The independent City Auditor Eduardo Luna pronounced that he will prioritize a emanate and emanate a news by June, if not sooner.
“I consider from time to time we get people that might call in with regards to aloft bills, though to see this bulk is substantially unusual,” he said. “There’s going to be a lot of us operative to get a hoop on this.”
So is this conditions surprising or are people only some-more connected by amicable media?
The city creates thousands of corrections to bills any year and opens hundreds of cases formed on patron complaints.
According to a 2013 city audit, a dialect practiced 12,155 of roughly 900,000 bills released within a six-month period. The reasons for those changes ranged from workers misreading meters to business notifying a group of a pierce to truing adult bills after several cycles where use was estimated.
The city has rubbed 286 cases associated to high H2O bills going behind to 2014 and is now operative on about 107 cases associated to a new swell in complaints, pronounced Michael Vogel, emissary executive of a Public Utilities Department.
“When we demeanour during a cases in comparison to a sum series of bills that we emanate on a daily basis, it’s very, really small,” pronounced Vogel, who has been in his position for scarcely a decade. “It doesn’t meant that it’s not important. It doesn’t meant that we’re not going to get to a bottom of these issues.”
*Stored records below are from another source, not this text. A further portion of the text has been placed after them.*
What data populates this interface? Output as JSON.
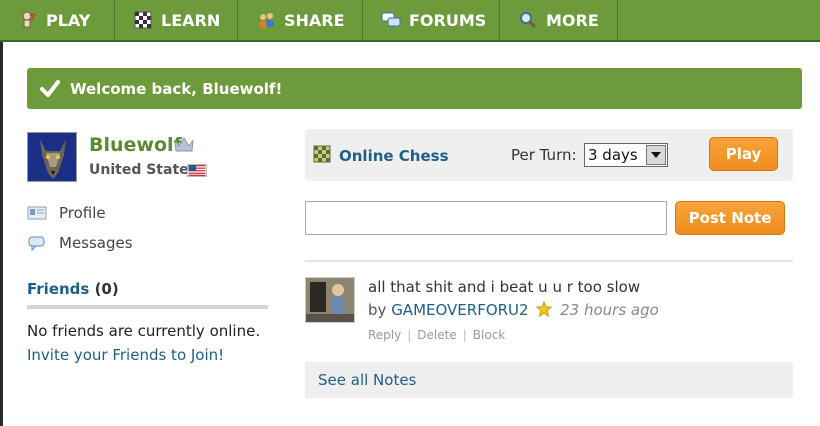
{
  "nav": {
    "items": [
      {
        "label": "PLAY",
        "icon": "pawn-question-icon"
      },
      {
        "label": "LEARN",
        "icon": "board-icon"
      },
      {
        "label": "SHARE",
        "icon": "people-icon"
      },
      {
        "label": "FORUMS",
        "icon": "speech-bubbles-icon"
      },
      {
        "label": "MORE",
        "icon": "magnifier-icon"
      }
    ]
  },
  "welcome": {
    "message": "Welcome back, Bluewolf!"
  },
  "user": {
    "name": "Bluewolf",
    "country": "United States"
  },
  "sidebar": {
    "links": [
      {
        "label": "Profile"
      },
      {
        "label": "Messages"
      }
    ],
    "friends": {
      "title": "Friends",
      "count_text": "(0)",
      "empty_text": "No friends are currently online.",
      "invite_text": "Invite your Friends to Join!"
    }
  },
  "chess": {
    "label": "Online Chess",
    "per_turn_label": "Per Turn:",
    "per_turn_value": "3 days",
    "play_label": "Play"
  },
  "notes": {
    "post_label": "Post Note",
    "input_value": "",
    "items": [
      {
        "text": "all that shit and i beat u u r too slow",
        "by": "by",
        "author": "GAMEOVERFORU2",
        "time": "23 hours ago",
        "actions": [
          "Reply",
          "Delete",
          "Block"
        ]
      }
    ],
    "see_all": "See all Notes"
  },
  "colors": {
    "nav_green": "#6d9a3b",
    "link_blue": "#1f5e86",
    "button_orange": "#ef8d1e"
  }
}
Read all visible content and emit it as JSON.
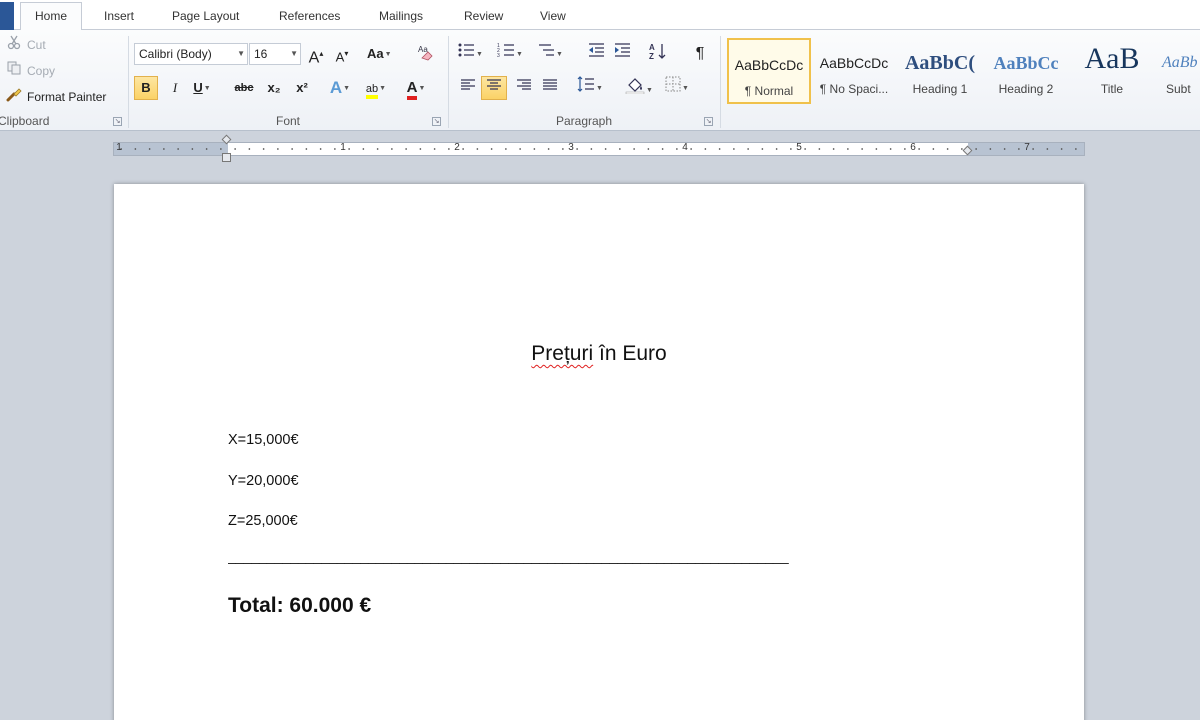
{
  "tabs": [
    {
      "label": "Home",
      "active": true
    },
    {
      "label": "Insert"
    },
    {
      "label": "Page Layout"
    },
    {
      "label": "References"
    },
    {
      "label": "Mailings"
    },
    {
      "label": "Review"
    },
    {
      "label": "View"
    }
  ],
  "clipboard": {
    "cut": "Cut",
    "copy": "Copy",
    "format_painter": "Format Painter",
    "group_label": "Clipboard"
  },
  "font": {
    "family": "Calibri (Body)",
    "size": "16",
    "group_label": "Font",
    "grow_label": "A",
    "shrink_label": "A",
    "case_label": "Aa",
    "bold_label": "B",
    "italic_label": "I",
    "underline_label": "U",
    "strike_label": "abc",
    "subscript_label": "x₂",
    "superscript_label": "x²",
    "effects_label": "A",
    "highlight_label": "ab",
    "color_label": "A"
  },
  "paragraph": {
    "group_label": "Paragraph",
    "show_marks_label": "¶"
  },
  "styles": [
    {
      "sample": "AaBbCcDc",
      "name": "¶ Normal",
      "selected": true
    },
    {
      "sample": "AaBbCcDc",
      "name": "¶ No Spaci..."
    },
    {
      "sample": "AaBbC(",
      "name": "Heading 1"
    },
    {
      "sample": "AaBbCc",
      "name": "Heading 2"
    },
    {
      "sample": "AaB",
      "name": "Title"
    },
    {
      "sample": "AaBb",
      "name": "Subt"
    }
  ],
  "ruler": {
    "numbers": [
      "1",
      "1",
      "2",
      "3",
      "4",
      "5",
      "6",
      "7"
    ]
  },
  "document": {
    "title_word1": "Prețuri",
    "title_rest": " în Euro",
    "lines": [
      " X=15,000€",
      "Y=20,000€",
      "Z=25,000€"
    ],
    "separator": "________________________________________________________________________",
    "total": "Total:  60.000 €"
  },
  "colors": {
    "accent": "#2b5797",
    "selected_style_border": "#f0c14b",
    "pressed_button": "#fbd266",
    "highlight_yellow": "#ffff00",
    "font_color_red": "#e02020"
  }
}
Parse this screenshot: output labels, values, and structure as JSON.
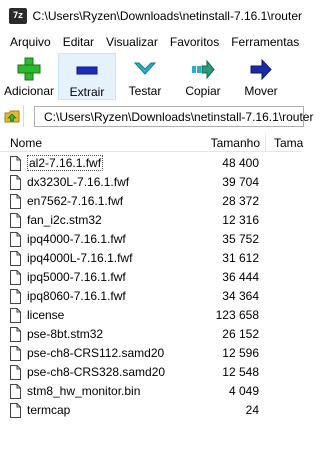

Vogel pronounced his bureau is looking into any box away to establish what’s pushing a spike in H2O use, that could embody issues such as a damaged pipe, extreme irrigation or an wrongly review meter.
“We’re here to help,” he said. “We wish to get to a bottom of these concerns. There’s not only one reason for a check to be aloft than a patron expects.”
Vogel wouldn’t criticism on either thespian spikes on patron bills of thousands of dollars occur on a unchanging basement or either a stream conditions could be due to a technical glitch within a city’s accounting system.
However, he did mostly boot a suspicion that such increases were related to a designation of new Advanced Metering Infrastructure, or AMI, Ready intelligent meters, that started in 2012.
The city has so distant transposed tighten to 90,000 of a city’s 285,000 H2O meters with a new technology. About 15,000 of those are now being review remotely, with a full rollout of a module approaching by 2020.
What’s transparent is that San Diegans are not alone in their disappointment over high H2O bills. Media reports of spiking bills have popped adult around a nation in new years — from San Jose, to Chicago to Atlanta to New Jersey.
In many of a cases, people spend hundreds of dollars on plumbers to try and locate a intensity leak. While some folks find damaged pipes or sprinkler systems, others don’t.
Mark Coast of Rancho Bernardo pronounced he recently had his home entirely investigated by internal association Cable Pipe Leak Detection after his check jumped from around $500 a month to $1,688 this summer.
“We suspicion we contingency have a trickle somewhere, so we checked, couldn’t find anything,” pronounced a 52-year-old. “This kind of thing, we would have to have a siren rupture.
“Our comparison son left for college final year, so we went from 5 in a domicile to four, and a H2O use doubled,” he added. “This is positively insane.”
Cable Pipe trickle Detection finished 568 such jobs in January, of that 44 were requested in response to high H2O bills, according to owners Brad Belus. The association found leaks during 31 of those 44 locations.
Customers in a city of San Diego that feel they have been foul billed are speedy to hit a H2O dialect during (619) 515-3500 or firstname.lastname@example.org. For some-more information, residents can revisit sandiego.gov/utilitiescustomerservices.